# [Data about app and page elements]
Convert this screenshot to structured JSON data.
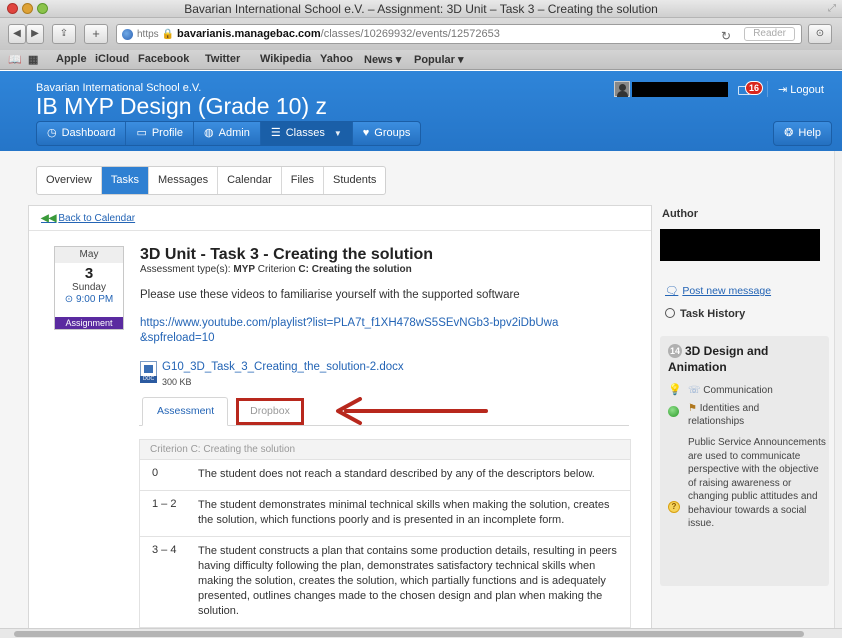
{
  "window": {
    "title": "Bavarian International School e.V. – Assignment: 3D Unit – Task 3 – Creating the solution"
  },
  "browser": {
    "url_scheme": "https",
    "url_host": "bavarianis.managebac.com",
    "url_path": "/classes/10269932/events/12572653",
    "reader_label": "Reader",
    "bookmarks": [
      "Apple",
      "iCloud",
      "Facebook",
      "Twitter",
      "Wikipedia",
      "Yahoo",
      "News ▾",
      "Popular ▾"
    ]
  },
  "header": {
    "school": "Bavarian International School e.V.",
    "class_title": "IB MYP Design (Grade 10) z",
    "notifications": "16",
    "logout": "Logout",
    "help": "Help",
    "nav": [
      {
        "label": "Dashboard",
        "icon": "dashboard-icon"
      },
      {
        "label": "Profile",
        "icon": "profile-card-icon"
      },
      {
        "label": "Admin",
        "icon": "globe-icon"
      },
      {
        "label": "Classes",
        "icon": "list-icon"
      },
      {
        "label": "Groups",
        "icon": "heart-icon"
      }
    ]
  },
  "tabs": [
    "Overview",
    "Tasks",
    "Messages",
    "Calendar",
    "Files",
    "Students"
  ],
  "active_tab": "Tasks",
  "task": {
    "back_link": "Back to Calendar",
    "date": {
      "month": "May",
      "day": "3",
      "weekday": "Sunday",
      "time": "9:00 PM",
      "type": "Assignment"
    },
    "title": "3D Unit - Task 3 - Creating the solution",
    "assessment_type_prefix": "Assessment type(s): ",
    "assessment_type_myp": "MYP",
    "assessment_type_criterion": " Criterion ",
    "assessment_type_name": "C: Creating the solution",
    "description": "Please use these videos to familiarise yourself with the supported software",
    "link": "https://www.youtube.com/playlist?list=PLA7t_f1XH478wS5SEvNGb3-bpv2iDbUwa&spfreload=10",
    "attachment": {
      "name": "G10_3D_Task_3_Creating_the_solution-2.docx",
      "size": "300 KB",
      "badge": "DOC"
    },
    "sub_tabs": [
      "Assessment",
      "Dropbox"
    ],
    "criteria": {
      "heading": "Criterion C: Creating the solution",
      "rows": [
        {
          "score": "0",
          "text": "The student does not reach a standard described by any of the descriptors below."
        },
        {
          "score": "1 – 2",
          "text": "The student demonstrates minimal technical skills when making the solution, creates the solution, which functions poorly and is presented in an incomplete form."
        },
        {
          "score": "3 – 4",
          "text": "The student constructs a plan that contains some production details, resulting in peers having difficulty following the plan, demonstrates satisfactory technical skills when making the solution, creates the solution, which partially functions and is adequately presented, outlines changes made to the chosen design and plan when making the solution."
        }
      ]
    }
  },
  "sidebar": {
    "author_label": "Author",
    "post_message": "Post new message",
    "task_history": "Task History",
    "unit": {
      "count": "14",
      "title": "3D Design and Animation",
      "key_concept": "Communication",
      "global_context": "Identities and relationships",
      "statement": "Public Service Announcements are used to communicate perspective with the objective of raising awareness or changing public attitudes and behaviour towards a social issue."
    }
  },
  "colors": {
    "header_blue": "#2a7dd0",
    "assignment_purple": "#5a2aa0",
    "annotation_red": "#b8281d",
    "link_blue": "#2364b5"
  }
}
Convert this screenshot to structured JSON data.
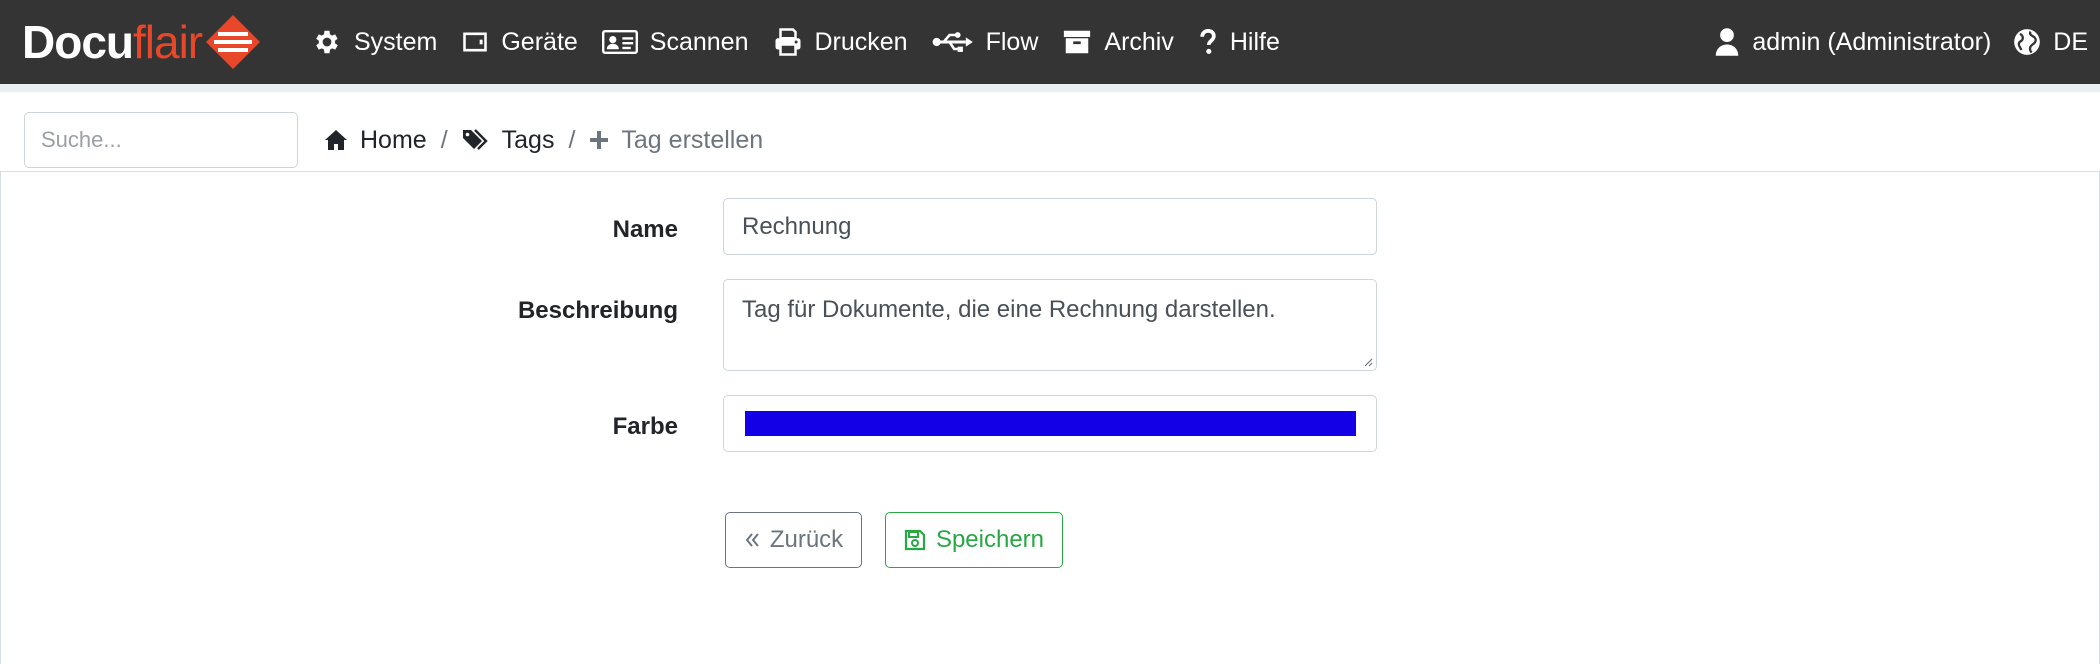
{
  "brand": {
    "part1": "Docu",
    "part2": "flair",
    "logo_icon": "docuflair-logo-icon"
  },
  "nav": {
    "items": [
      {
        "label": "System",
        "icon": "gear-icon"
      },
      {
        "label": "Geräte",
        "icon": "device-icon"
      },
      {
        "label": "Scannen",
        "icon": "id-card-icon"
      },
      {
        "label": "Drucken",
        "icon": "printer-icon"
      },
      {
        "label": "Flow",
        "icon": "usb-flow-icon"
      },
      {
        "label": "Archiv",
        "icon": "archive-box-icon"
      },
      {
        "label": "Hilfe",
        "icon": "question-icon"
      }
    ],
    "user": {
      "label": "admin (Administrator)",
      "icon": "user-icon"
    },
    "language": {
      "label": "DE",
      "icon": "globe-icon"
    }
  },
  "search": {
    "placeholder": "Suche...",
    "value": ""
  },
  "breadcrumb": {
    "home": "Home",
    "tags": "Tags",
    "current": "Tag erstellen",
    "separator": "/"
  },
  "form": {
    "name_label": "Name",
    "name_value": "Rechnung",
    "description_label": "Beschreibung",
    "description_value": "Tag für Dokumente, die eine Rechnung darstellen.",
    "color_label": "Farbe",
    "color_value": "#1400e6"
  },
  "buttons": {
    "back": "Zurück",
    "save": "Speichern"
  },
  "colors": {
    "navbar": "#343434",
    "brand_accent": "#e8472a",
    "success": "#28a745",
    "secondary": "#6c757d"
  }
}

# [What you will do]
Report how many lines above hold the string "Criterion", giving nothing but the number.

# [Finished exercise]
2